And was immediately convinced that they were meant to be together. These lovelies were made by David Simpson's Green Dragon Yarns, and they were each 50 grams and imaginatively labeled "Random Colors."
As I was spinning the singles I discovered that this fiber, the bluer roving, was Merino wool, and the sandier rovings were Corriedale wool. After some deliberation, I decided that this probably wasn't a problem, since you can buy all kinds of yarns that are blends of different types of wool, silk and other fibers. I was planning on spinning each of the rovings separately and then ply the singles together to make a three-ply yarn. Now it would just be a 33% Merino, 66% Corriedale three-ply yarn.
But I managed, and the singles plied together to make a lovely yarn.

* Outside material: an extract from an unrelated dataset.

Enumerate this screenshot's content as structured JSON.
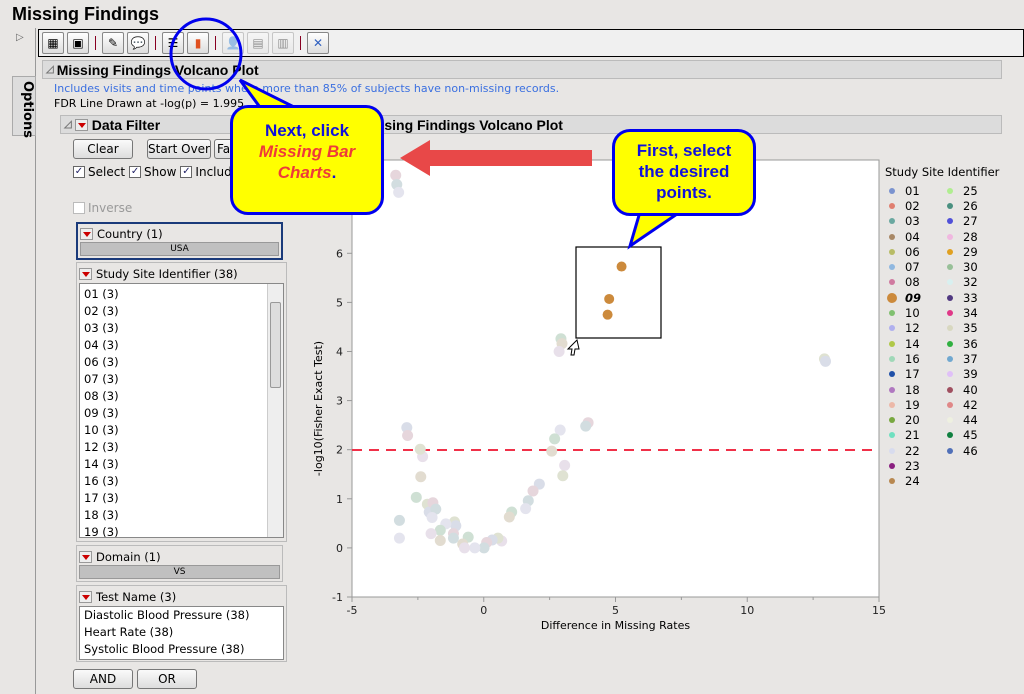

And then I set the twist of the yarn (if I didn't, it would unwind) by winding it around my makeshift niddy-noddy (normally a niddy-noddy made with PVC looks like this, but I couldn't find any T-joints), poured steaming hot water over it, and let it dry.
And voila! A 160 yard skein of good, sturdy worsted yarn. The colors remind me of a turtle shell with a streak of blue in it. I'm pretty crazy about it, because 'Stache has approved it as being sufficiently neutral to make a hat or mittens for him or my brother or one of my three brothers-in-law. Masculine and yet non-boring yarns are wickedly hard to find, and now I've made one!
I haven't decided exactly what its destiny is, and so right now it is beautifying the world by being a yarn-pet, which is another practice at which 'Stache looks askance.
In case you're unduly impressed by my spinning yarn, go watch this video. It's the easiest magic you've ever seen!